The task:
Would you restate all the entries exactly, leaving nothing out?

[Data about app and page elements]
»»

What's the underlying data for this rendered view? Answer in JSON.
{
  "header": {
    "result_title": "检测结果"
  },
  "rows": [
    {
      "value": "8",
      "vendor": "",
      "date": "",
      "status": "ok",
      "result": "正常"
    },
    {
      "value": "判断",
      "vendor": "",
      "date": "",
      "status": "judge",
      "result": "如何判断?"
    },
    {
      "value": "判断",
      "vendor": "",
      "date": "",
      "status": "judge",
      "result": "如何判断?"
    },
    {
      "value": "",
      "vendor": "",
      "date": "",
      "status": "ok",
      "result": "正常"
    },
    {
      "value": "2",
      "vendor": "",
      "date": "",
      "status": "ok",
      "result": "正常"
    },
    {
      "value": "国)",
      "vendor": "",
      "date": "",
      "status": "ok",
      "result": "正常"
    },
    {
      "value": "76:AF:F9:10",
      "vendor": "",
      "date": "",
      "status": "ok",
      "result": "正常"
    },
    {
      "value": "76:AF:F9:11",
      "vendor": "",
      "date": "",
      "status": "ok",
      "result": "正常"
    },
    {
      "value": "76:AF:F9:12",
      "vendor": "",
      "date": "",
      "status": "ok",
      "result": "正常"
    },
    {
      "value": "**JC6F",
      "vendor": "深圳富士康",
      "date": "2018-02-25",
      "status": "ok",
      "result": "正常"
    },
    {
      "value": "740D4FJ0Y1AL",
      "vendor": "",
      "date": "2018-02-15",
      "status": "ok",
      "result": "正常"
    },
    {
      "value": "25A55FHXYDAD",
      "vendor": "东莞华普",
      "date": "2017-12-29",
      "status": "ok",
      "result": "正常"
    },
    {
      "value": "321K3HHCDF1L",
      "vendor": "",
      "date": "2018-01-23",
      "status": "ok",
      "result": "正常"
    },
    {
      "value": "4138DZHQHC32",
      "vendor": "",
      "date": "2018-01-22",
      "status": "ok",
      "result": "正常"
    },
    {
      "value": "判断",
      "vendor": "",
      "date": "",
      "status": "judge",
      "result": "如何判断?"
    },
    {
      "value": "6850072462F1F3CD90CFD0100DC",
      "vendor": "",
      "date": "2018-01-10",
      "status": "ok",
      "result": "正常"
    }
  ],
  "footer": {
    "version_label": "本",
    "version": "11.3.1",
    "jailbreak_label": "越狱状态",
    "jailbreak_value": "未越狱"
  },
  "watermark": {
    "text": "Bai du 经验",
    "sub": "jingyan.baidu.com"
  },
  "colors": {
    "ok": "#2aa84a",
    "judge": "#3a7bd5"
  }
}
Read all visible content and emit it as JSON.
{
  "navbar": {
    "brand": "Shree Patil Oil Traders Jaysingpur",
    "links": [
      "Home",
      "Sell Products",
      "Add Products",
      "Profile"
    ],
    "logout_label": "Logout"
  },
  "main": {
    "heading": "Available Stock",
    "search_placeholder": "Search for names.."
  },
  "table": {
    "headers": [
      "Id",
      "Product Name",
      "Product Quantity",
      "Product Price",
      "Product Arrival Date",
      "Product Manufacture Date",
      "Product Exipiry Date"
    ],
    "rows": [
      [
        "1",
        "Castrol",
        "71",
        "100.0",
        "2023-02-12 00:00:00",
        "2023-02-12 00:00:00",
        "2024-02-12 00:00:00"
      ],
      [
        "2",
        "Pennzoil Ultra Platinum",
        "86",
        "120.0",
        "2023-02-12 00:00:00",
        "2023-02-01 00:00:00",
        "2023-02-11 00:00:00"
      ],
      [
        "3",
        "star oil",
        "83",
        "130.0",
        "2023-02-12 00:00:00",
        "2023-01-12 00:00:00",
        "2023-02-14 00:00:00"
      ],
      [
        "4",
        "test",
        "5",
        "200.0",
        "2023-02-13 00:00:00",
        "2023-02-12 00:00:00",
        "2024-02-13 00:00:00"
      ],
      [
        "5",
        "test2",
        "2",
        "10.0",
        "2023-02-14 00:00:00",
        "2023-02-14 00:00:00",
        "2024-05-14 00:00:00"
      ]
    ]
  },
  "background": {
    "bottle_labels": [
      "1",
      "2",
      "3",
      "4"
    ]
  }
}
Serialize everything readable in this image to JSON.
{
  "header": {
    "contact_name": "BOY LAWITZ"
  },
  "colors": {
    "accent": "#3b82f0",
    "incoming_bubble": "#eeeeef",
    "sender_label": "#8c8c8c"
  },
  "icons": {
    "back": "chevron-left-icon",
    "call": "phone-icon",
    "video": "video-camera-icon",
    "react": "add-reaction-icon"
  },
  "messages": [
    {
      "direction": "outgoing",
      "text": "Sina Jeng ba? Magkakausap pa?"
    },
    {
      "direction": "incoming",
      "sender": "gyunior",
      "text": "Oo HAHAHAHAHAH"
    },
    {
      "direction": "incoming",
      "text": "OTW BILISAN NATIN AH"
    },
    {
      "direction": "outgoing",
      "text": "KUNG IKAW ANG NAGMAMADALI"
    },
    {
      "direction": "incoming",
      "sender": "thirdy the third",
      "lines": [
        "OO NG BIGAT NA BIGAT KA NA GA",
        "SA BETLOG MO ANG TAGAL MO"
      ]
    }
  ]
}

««

Problem solution:
What's the underlying data for this rendered view? Answer in JSON.
{
  "header": {
    "result_title": "检测结果"
  },
  "rows": [
    {
      "value": "8",
      "vendor": "",
      "date": "",
      "status": "ok",
      "result": "正常"
    },
    {
      "value": "判断",
      "vendor": "",
      "date": "",
      "status": "judge",
      "result": "如何判断?"
    },
    {
      "value": "判断",
      "vendor": "",
      "date": "",
      "status": "judge",
      "result": "如何判断?"
    },
    {
      "value": "",
      "vendor": "",
      "date": "",
      "status": "ok",
      "result": "正常"
    },
    {
      "value": "2",
      "vendor": "",
      "date": "",
      "status": "ok",
      "result": "正常"
    },
    {
      "value": "国)",
      "vendor": "",
      "date": "",
      "status": "ok",
      "result": "正常"
    },
    {
      "value": "76:AF:F9:10",
      "vendor": "",
      "date": "",
      "status": "ok",
      "result": "正常"
    },
    {
      "value": "76:AF:F9:11",
      "vendor": "",
      "date": "",
      "status": "ok",
      "result": "正常"
    },
    {
      "value": "76:AF:F9:12",
      "vendor": "",
      "date": "",
      "status": "ok",
      "result": "正常"
    },
    {
      "value": "**JC6F",
      "vendor": "深圳富士康",
      "date": "2018-02-25",
      "status": "ok",
      "result": "正常"
    },
    {
      "value": "740D4FJ0Y1AL",
      "vendor": "",
      "date": "2018-02-15",
      "status": "ok",
      "result": "正常"
    },
    {
      "value": "25A55FHXYDAD",
      "vendor": "东莞华普",
      "date": "2017-12-29",
      "status": "ok",
      "result": "正常"
    },
    {
      "value": "321K3HHCDF1L",
      "vendor": "",
      "date": "2018-01-23",
      "status": "ok",
      "result": "正常"
    },
    {
      "value": "4138DZHQHC32",
      "vendor": "",
      "date": "2018-01-22",
      "status": "ok",
      "result": "正常"
    },
    {
      "value": "判断",
      "vendor": "",
      "date": "",
      "status": "judge",
      "result": "如何判断?"
    },
    {
      "value": "6850072462F1F3CD90CFD0100DC",
      "vendor": "",
      "date": "2018-01-10",
      "status": "ok",
      "result": "正常"
    }
  ],
  "footer": {
    "version_label": "本",
    "version": "11.3.1",
    "jailbreak_label": "越狱状态",
    "jailbreak_value": "未越狱"
  },
  "watermark": {
    "text": "Bai du 经验",
    "sub": "jingyan.baidu.com"
  },
  "colors": {
    "ok": "#2aa84a",
    "judge": "#3a7bd5"
  }
}
Read all visible content and emit it as JSON.
{
  "navbar": {
    "brand": "Shree Patil Oil Traders Jaysingpur",
    "links": [
      "Home",
      "Sell Products",
      "Add Products",
      "Profile"
    ],
    "logout_label": "Logout"
  },
  "main": {
    "heading": "Available Stock",
    "search_placeholder": "Search for names.."
  },
  "table": {
    "headers": [
      "Id",
      "Product Name",
      "Product Quantity",
      "Product Price",
      "Product Arrival Date",
      "Product Manufacture Date",
      "Product Exipiry Date"
    ],
    "rows": [
      [
        "1",
        "Castrol",
        "71",
        "100.0",
        "2023-02-12 00:00:00",
        "2023-02-12 00:00:00",
        "2024-02-12 00:00:00"
      ],
      [
        "2",
        "Pennzoil Ultra Platinum",
        "86",
        "120.0",
        "2023-02-12 00:00:00",
        "2023-02-01 00:00:00",
        "2023-02-11 00:00:00"
      ],
      [
        "3",
        "star oil",
        "83",
        "130.0",
        "2023-02-12 00:00:00",
        "2023-01-12 00:00:00",
        "2023-02-14 00:00:00"
      ],
      [
        "4",
        "test",
        "5",
        "200.0",
        "2023-02-13 00:00:00",
        "2023-02-12 00:00:00",
        "2024-02-13 00:00:00"
      ],
      [
        "5",
        "test2",
        "2",
        "10.0",
        "2023-02-14 00:00:00",
        "2023-02-14 00:00:00",
        "2024-05-14 00:00:00"
      ]
    ]
  },
  "background": {
    "bottle_labels": [
      "1",
      "2",
      "3",
      "4"
    ]
  }
}
Serialize everything readable in this image to JSON.
{
  "header": {
    "contact_name": "BOY LAWITZ"
  },
  "colors": {
    "accent": "#3b82f0",
    "incoming_bubble": "#eeeeef",
    "sender_label": "#8c8c8c"
  },
  "icons": {
    "back": "chevron-left-icon",
    "call": "phone-icon",
    "video": "video-camera-icon",
    "react": "add-reaction-icon"
  },
  "messages": [
    {
      "direction": "outgoing",
      "text": "Sina Jeng ba? Magkakausap pa?"
    },
    {
      "direction": "incoming",
      "sender": "gyunior",
      "text": "Oo HAHAHAHAHAH"
    },
    {
      "direction": "incoming",
      "text": "OTW BILISAN NATIN AH"
    },
    {
      "direction": "outgoing",
      "text": "KUNG IKAW ANG NAGMAMADALI"
    },
    {
      "direction": "incoming",
      "sender": "thirdy the third",
      "lines": [
        "OO NG BIGAT NA BIGAT KA NA GA",
        "SA BETLOG MO ANG TAGAL MO"
      ]
    }
  ]
}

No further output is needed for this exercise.